#### What you need to do
Search the entries below for the string "this" and give the number of lines that hold it, nothing else.
*** Material shown ***
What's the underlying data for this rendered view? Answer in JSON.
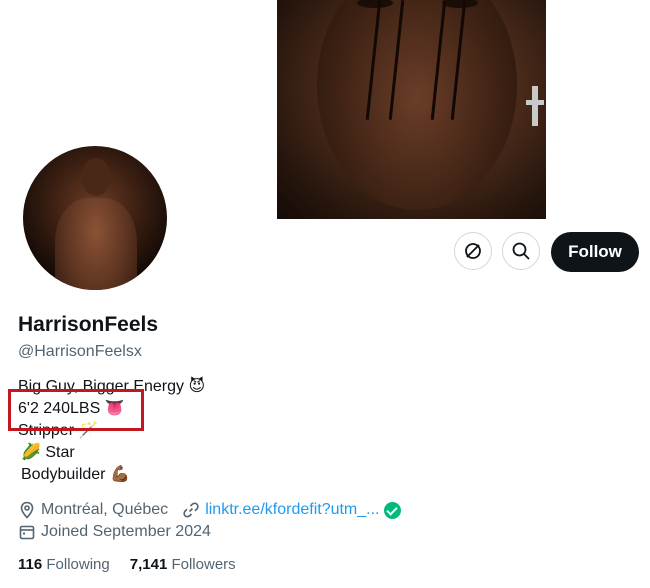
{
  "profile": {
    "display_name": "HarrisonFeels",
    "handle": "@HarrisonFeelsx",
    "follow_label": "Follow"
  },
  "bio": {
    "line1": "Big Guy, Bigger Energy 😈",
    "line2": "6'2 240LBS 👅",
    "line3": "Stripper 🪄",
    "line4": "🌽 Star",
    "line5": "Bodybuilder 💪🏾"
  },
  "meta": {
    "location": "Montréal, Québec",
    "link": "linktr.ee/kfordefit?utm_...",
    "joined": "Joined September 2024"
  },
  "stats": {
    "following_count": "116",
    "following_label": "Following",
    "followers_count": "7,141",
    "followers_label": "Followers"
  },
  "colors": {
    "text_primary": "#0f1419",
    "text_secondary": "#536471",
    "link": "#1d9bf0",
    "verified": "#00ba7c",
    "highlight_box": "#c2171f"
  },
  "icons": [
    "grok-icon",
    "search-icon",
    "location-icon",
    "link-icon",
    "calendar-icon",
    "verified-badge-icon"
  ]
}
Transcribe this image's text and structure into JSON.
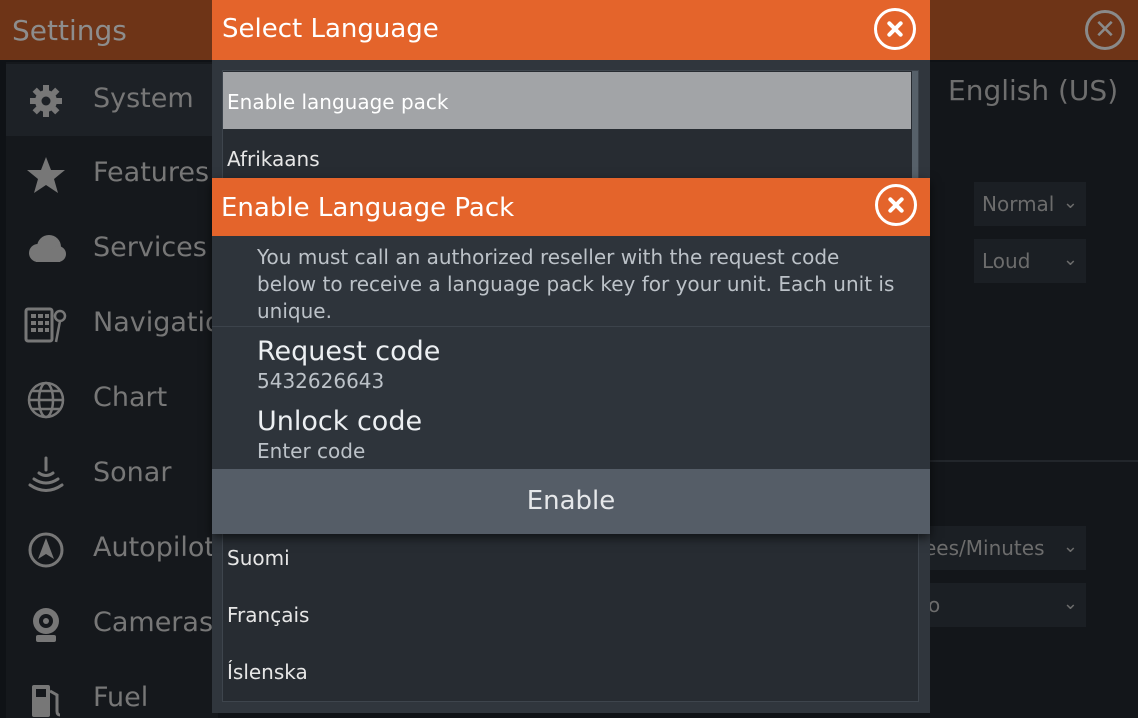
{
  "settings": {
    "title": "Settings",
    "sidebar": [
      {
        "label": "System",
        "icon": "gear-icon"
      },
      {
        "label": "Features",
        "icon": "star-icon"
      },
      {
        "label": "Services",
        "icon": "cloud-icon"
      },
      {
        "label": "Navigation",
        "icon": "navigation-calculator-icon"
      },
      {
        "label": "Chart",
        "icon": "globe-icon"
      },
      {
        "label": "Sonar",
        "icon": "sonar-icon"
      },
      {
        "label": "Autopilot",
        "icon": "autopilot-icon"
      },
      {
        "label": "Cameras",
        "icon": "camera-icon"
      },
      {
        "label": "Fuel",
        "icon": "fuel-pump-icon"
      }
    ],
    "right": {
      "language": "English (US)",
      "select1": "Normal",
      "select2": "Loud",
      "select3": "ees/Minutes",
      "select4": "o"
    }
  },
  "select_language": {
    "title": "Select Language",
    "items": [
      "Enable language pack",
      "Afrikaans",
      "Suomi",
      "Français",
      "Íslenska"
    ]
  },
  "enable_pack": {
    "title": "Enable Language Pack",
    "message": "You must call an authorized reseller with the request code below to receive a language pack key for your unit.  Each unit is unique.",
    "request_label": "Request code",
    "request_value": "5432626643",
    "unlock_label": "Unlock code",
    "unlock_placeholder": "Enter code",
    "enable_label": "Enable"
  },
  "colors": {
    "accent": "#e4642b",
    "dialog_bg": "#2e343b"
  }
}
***
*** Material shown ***
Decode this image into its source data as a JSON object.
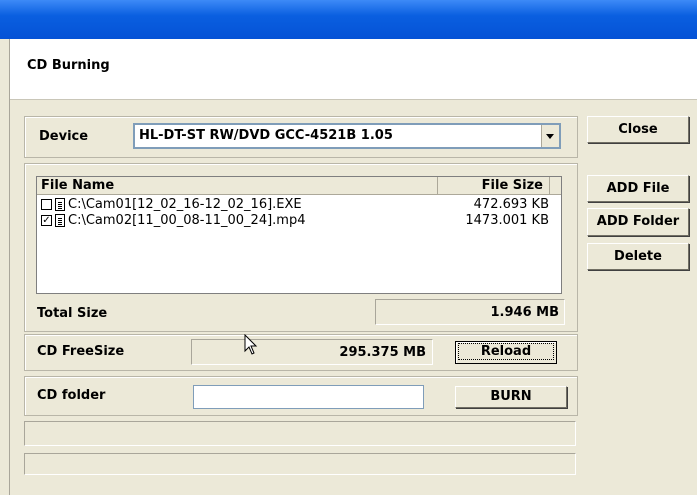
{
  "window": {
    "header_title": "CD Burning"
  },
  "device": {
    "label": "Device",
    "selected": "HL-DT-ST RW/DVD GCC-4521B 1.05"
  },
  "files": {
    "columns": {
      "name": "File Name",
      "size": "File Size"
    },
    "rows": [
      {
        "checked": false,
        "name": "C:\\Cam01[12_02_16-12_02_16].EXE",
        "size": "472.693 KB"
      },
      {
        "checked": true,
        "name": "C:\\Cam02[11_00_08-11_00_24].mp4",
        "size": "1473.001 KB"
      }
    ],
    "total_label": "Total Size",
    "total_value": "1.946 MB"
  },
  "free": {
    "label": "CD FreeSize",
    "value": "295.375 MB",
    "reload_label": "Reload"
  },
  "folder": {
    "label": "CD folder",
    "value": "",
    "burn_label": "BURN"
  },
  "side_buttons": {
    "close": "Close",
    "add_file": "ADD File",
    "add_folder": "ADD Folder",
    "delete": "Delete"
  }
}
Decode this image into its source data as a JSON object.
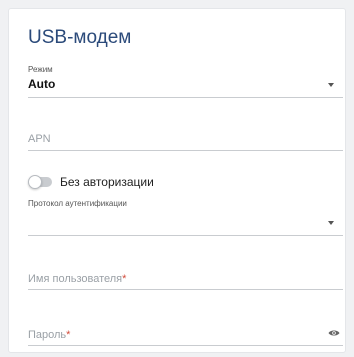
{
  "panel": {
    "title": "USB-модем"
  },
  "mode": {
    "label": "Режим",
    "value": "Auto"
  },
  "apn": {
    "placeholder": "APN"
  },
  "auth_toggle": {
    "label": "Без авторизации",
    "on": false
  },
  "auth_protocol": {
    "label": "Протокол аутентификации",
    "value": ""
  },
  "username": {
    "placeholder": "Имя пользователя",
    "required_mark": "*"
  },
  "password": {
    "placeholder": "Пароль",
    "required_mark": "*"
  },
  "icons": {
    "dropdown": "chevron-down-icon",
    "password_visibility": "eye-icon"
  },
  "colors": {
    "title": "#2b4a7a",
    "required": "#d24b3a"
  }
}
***
#### Output below
4